There is little doubt that we live in a very challenging time, one that is defined by climate uncertainty, hardship, lack of opportunities, fear, poverty, terror, violence and threats of all kinds. For the Pacific to address all these challenges, we rely on funding and support from our international partners.
Keep in mind that it is also media’s job is to inform and educate. We have a responsibility not only to tell our readers and audiences about the projects that are being implemented but also how it would impact on them.
In this regard, one of the most important roles that we exist to play is to break down the stories so that people can understand. With due respect to a number of global development agencies, their language is super technical - I’m sure even they struggle to understand what they are talking about at times.
Imagine then being in the media, trying to break down those technical terms and the countless acronyms so that we could explain it to the average person on Beach Road in Apia?
This is not an easy job but it is a job that must be done. It’s a simple fact that if the storyteller does not understand the story, how can he/she expect the audience to understand?
Ladies and gentlemen, it is the media’s job to make them understand and one of the easiest ways to do this is to personalise and localise stories. Take climate change for example, the people in Samoa don’t need a report that was done in Switzerland to tell them what climate change is.
In Samoa, we live, breathe and see climate change every day. Why don’t we talk to our own people? Ask the elderly men and women in the villages and then we tell their stories from their perspectives?

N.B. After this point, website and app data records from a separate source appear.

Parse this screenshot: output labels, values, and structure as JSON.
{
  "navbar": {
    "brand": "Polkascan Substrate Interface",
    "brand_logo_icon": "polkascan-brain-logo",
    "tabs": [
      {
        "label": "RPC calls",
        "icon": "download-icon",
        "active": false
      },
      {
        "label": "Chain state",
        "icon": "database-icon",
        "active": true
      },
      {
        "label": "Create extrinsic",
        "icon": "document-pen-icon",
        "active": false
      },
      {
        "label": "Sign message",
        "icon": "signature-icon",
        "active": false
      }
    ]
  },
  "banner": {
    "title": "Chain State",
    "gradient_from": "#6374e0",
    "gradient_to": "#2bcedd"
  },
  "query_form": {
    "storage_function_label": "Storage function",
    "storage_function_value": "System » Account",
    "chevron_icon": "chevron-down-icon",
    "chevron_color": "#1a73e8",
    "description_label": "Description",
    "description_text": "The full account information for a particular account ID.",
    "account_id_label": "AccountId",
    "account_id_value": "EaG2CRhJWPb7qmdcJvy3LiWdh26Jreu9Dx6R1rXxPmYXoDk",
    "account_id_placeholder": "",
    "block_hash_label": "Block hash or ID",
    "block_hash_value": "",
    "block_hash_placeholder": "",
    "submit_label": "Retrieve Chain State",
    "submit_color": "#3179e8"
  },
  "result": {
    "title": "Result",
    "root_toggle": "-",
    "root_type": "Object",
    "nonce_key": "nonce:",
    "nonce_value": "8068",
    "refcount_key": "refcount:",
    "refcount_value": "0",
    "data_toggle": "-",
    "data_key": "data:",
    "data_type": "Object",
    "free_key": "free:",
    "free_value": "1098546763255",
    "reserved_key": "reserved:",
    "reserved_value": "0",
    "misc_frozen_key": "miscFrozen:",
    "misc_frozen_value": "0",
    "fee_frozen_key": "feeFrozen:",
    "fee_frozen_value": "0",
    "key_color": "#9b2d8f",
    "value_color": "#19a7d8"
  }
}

There is so much wisdom among our people that we could tap into to make our stories much more interesting than a bunch of stories about the latest round of funding given to whoever, wherever and whatever.
Effective stories and coverage about real people can only enhance the cooperation between the Pacific and the world. You see, once people understand, they will begin to appreciate and take ownership of the developments being implemented.
In many cases, people don’t understand what their governments are doing. And because they don’t understand, they oppose and react angrily and the thought of developments because the communication from the top to the grassroots level is absolutely poor.
The governments – with the help of countries like China and a number of development partners - are rolling out a number of wonderful projects that benefit people. I don’t have the luxury of time or space on this occasion to detail all the developments that have been achieved.
But what I do want to say is that both parties need to tell people about it. Tell it in simple terms, educate them so they would understand, accept, appreciate and in the end take ownership of the developments that are meant to benefit them.
Speaking of education, the Media also needs to educate itself. We’re not experts in everything. We might know a couple of things but we don’t know everything.
As I’ve said before, if we don’t understand our message, nobody else will.
We’ve got to accept that a lot of issues being discussed in this relationship between the Pacific and the world, which we are expected to report about, are specialist areas. Experts have dedicated their entire lives to study these issues.
The media needs to be educated as well about these issues. This is why exchanges and familiarization excursions offered by donor partners and countries are a wonderful way to build capacity and enhance knowledge.
In conclusion, I want to thank the Center for Pacific Island Countries Studies, Guangdong University of Foreign Studies once again for inviting me to address you today. There is no doubt that the cooperation with the outside world is absolutely critical to the survival of the Pacific Islands.
But I caution our leaders to remember the Samoan saying “Ia seu le manu ae tagai i le galu.” Sometimes it is better to forego a seagull and await the next one than to take the risk and be swept away by the waves. Equally, in the spirit of the saying “Aua le naunau i le i’a ae ia manumanu i le upega” it is wiser to be mindful of the weight and impact of a catch than to break the net and lose all hope. Soifua and God bless!